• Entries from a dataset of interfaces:
= = =

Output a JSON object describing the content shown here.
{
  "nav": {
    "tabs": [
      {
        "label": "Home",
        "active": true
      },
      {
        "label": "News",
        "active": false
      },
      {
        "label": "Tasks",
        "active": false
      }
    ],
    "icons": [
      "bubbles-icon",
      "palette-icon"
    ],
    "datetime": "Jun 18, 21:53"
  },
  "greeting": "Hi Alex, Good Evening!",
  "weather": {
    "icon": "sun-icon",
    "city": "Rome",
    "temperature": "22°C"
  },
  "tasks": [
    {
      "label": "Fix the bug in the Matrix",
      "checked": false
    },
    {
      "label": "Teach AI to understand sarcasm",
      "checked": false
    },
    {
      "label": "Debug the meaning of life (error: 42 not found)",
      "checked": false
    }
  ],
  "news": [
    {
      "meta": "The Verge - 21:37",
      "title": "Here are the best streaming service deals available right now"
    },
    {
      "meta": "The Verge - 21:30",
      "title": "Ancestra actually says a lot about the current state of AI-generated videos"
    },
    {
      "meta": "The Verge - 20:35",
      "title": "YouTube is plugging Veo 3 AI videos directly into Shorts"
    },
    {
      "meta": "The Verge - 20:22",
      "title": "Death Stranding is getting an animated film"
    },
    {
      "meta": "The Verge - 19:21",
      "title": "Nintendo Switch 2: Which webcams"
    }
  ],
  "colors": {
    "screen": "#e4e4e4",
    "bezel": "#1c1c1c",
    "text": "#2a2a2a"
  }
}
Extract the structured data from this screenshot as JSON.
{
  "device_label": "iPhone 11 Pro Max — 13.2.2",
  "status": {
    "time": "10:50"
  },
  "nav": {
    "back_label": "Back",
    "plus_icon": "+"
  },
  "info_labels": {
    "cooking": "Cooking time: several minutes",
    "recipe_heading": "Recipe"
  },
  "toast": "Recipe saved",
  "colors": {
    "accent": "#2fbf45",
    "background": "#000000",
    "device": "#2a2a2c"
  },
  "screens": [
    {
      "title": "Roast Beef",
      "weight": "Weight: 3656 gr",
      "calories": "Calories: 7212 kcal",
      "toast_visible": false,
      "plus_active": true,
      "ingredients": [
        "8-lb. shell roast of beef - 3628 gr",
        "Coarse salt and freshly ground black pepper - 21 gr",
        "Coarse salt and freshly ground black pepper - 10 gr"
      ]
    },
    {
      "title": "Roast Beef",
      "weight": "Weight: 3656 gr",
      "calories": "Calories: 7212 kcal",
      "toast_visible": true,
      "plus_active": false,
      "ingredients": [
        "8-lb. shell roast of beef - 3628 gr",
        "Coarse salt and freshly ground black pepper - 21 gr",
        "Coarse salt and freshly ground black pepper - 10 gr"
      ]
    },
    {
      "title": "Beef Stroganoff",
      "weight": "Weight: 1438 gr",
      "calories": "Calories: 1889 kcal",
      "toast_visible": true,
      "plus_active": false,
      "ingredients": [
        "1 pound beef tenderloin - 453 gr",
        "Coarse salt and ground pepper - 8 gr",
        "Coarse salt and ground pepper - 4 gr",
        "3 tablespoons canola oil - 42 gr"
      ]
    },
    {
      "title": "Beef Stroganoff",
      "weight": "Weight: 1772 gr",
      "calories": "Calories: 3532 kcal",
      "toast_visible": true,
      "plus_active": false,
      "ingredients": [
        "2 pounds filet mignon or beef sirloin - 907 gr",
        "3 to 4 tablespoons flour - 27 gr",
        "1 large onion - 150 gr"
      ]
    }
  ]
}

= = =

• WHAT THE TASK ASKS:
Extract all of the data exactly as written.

• RESULT FOR THIS TASK:
Output a JSON object describing the content shown here.
{
  "nav": {
    "tabs": [
      {
        "label": "Home",
        "active": true
      },
      {
        "label": "News",
        "active": false
      },
      {
        "label": "Tasks",
        "active": false
      }
    ],
    "icons": [
      "bubbles-icon",
      "palette-icon"
    ],
    "datetime": "Jun 18, 21:53"
  },
  "greeting": "Hi Alex, Good Evening!",
  "weather": {
    "icon": "sun-icon",
    "city": "Rome",
    "temperature": "22°C"
  },
  "tasks": [
    {
      "label": "Fix the bug in the Matrix",
      "checked": false
    },
    {
      "label": "Teach AI to understand sarcasm",
      "checked": false
    },
    {
      "label": "Debug the meaning of life (error: 42 not found)",
      "checked": false
    }
  ],
  "news": [
    {
      "meta": "The Verge - 21:37",
      "title": "Here are the best streaming service deals available right now"
    },
    {
      "meta": "The Verge - 21:30",
      "title": "Ancestra actually says a lot about the current state of AI-generated videos"
    },
    {
      "meta": "The Verge - 20:35",
      "title": "YouTube is plugging Veo 3 AI videos directly into Shorts"
    },
    {
      "meta": "The Verge - 20:22",
      "title": "Death Stranding is getting an animated film"
    },
    {
      "meta": "The Verge - 19:21",
      "title": "Nintendo Switch 2: Which webcams"
    }
  ],
  "colors": {
    "screen": "#e4e4e4",
    "bezel": "#1c1c1c",
    "text": "#2a2a2a"
  }
}
Extract the structured data from this screenshot as JSON.
{
  "device_label": "iPhone 11 Pro Max — 13.2.2",
  "status": {
    "time": "10:50"
  },
  "nav": {
    "back_label": "Back",
    "plus_icon": "+"
  },
  "info_labels": {
    "cooking": "Cooking time: several minutes",
    "recipe_heading": "Recipe"
  },
  "toast": "Recipe saved",
  "colors": {
    "accent": "#2fbf45",
    "background": "#000000",
    "device": "#2a2a2c"
  },
  "screens": [
    {
      "title": "Roast Beef",
      "weight": "Weight: 3656 gr",
      "calories": "Calories: 7212 kcal",
      "toast_visible": false,
      "plus_active": true,
      "ingredients": [
        "8-lb. shell roast of beef - 3628 gr",
        "Coarse salt and freshly ground black pepper - 21 gr",
        "Coarse salt and freshly ground black pepper - 10 gr"
      ]
    },
    {
      "title": "Roast Beef",
      "weight": "Weight: 3656 gr",
      "calories": "Calories: 7212 kcal",
      "toast_visible": true,
      "plus_active": false,
      "ingredients": [
        "8-lb. shell roast of beef - 3628 gr",
        "Coarse salt and freshly ground black pepper - 21 gr",
        "Coarse salt and freshly ground black pepper - 10 gr"
      ]
    },
    {
      "title": "Beef Stroganoff",
      "weight": "Weight: 1438 gr",
      "calories": "Calories: 1889 kcal",
      "toast_visible": true,
      "plus_active": false,
      "ingredients": [
        "1 pound beef tenderloin - 453 gr",
        "Coarse salt and ground pepper - 8 gr",
        "Coarse salt and ground pepper - 4 gr",
        "3 tablespoons canola oil - 42 gr"
      ]
    },
    {
      "title": "Beef Stroganoff",
      "weight": "Weight: 1772 gr",
      "calories": "Calories: 3532 kcal",
      "toast_visible": true,
      "plus_active": false,
      "ingredients": [
        "2 pounds filet mignon or beef sirloin - 907 gr",
        "3 to 4 tablespoons flour - 27 gr",
        "1 large onion - 150 gr"
      ]
    }
  ]
}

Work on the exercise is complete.